Maternal deaths due to hypertensive disorders in pregnancy: Saving Mothers report 2002-2004

Cardiovasc J Afr. Nov-Dec 2007;18(6):358-61.

Abstract

Hypertensive disorders of pregnancy (proteinuric hypertension, eclampsia, chronic hypertension, HELL P syndrome) are the commonest direct causes of maternal deaths in South Africa. Six hundred and twenty-eight (19.1%) of the 3 406 maternal deaths in a three-year period (2002-2004) were associated with hypertensive disorders of pregnancy. Cerebral complications, mainly cerebral haemorrhage, were the pathological causes of death in approximately 50% of the cases and eclampsia (convulsions in pregnancy associated with high blood pressure) was the commonest clinical condition leading to death from hypertension. Avoidable factors, missed opportunities and substandard care in all three categories of patient-related, administrative, and healthcare-related components were found by the assessors of the National Committee on Confidential Enquiries into Maternal Deaths to be prevalent in the majority of the deaths. Prevention of complications by lowering high blood pressure fairly rapidly, early referral of high-risk cases to experts in the field, and the proper use of resuscitation skills should reduce maternal mortality associated with hypertensive disorders of pregnancy.

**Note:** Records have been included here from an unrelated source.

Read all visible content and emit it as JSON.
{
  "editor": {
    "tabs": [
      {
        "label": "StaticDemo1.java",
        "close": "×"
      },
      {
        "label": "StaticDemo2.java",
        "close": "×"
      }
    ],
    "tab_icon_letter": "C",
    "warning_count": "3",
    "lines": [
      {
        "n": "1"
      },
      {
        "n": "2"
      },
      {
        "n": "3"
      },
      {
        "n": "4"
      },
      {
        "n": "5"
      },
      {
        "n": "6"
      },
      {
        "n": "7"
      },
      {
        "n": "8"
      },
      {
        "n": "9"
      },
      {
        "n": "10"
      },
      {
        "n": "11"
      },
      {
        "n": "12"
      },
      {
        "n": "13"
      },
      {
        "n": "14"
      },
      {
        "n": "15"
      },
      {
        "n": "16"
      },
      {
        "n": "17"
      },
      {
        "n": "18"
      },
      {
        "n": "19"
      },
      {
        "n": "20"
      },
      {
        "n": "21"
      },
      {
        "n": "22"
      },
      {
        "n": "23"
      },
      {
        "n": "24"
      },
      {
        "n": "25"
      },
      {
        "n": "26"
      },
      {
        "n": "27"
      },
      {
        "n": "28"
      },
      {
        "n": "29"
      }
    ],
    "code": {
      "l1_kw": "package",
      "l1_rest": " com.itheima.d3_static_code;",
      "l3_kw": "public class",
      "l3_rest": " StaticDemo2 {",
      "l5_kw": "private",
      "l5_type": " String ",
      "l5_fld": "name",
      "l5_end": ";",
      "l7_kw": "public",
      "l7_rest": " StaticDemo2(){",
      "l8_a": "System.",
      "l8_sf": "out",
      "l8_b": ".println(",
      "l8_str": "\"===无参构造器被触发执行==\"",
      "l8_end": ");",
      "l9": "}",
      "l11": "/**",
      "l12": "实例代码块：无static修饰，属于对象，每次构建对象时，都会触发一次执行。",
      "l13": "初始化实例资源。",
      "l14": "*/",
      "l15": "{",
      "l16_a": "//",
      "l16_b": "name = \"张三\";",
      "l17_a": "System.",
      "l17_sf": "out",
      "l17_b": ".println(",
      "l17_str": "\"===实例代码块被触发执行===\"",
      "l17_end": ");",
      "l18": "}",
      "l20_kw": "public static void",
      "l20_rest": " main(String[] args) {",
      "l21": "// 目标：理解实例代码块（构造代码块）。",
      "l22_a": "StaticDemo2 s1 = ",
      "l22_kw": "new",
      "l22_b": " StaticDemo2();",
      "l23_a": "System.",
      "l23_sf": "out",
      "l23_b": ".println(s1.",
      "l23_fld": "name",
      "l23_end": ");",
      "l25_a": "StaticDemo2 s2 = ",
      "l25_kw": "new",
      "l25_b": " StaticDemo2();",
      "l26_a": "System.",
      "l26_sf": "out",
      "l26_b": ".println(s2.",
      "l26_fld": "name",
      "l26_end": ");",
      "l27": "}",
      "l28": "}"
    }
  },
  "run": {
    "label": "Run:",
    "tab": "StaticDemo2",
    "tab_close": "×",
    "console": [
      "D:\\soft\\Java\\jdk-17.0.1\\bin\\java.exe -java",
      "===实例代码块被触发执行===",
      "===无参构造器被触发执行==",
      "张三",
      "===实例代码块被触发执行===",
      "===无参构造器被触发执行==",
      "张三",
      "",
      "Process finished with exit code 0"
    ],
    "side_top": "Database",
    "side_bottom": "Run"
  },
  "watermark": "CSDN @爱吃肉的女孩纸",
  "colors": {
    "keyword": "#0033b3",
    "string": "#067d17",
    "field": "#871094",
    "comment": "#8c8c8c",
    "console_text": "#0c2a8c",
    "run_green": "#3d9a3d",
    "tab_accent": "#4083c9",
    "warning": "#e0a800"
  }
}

MeSH terms

  • Adult
  • Eclampsia / mortality
  • Female
  • HELLP Syndrome / mortality
  • Humans
  • Hypertension / mortality*
  • Middle Aged
  • Pregnancy
  • Pregnancy Complications, Cardiovascular / mortality*
  • Proteinuria / complications
  • South Africa / epidemiology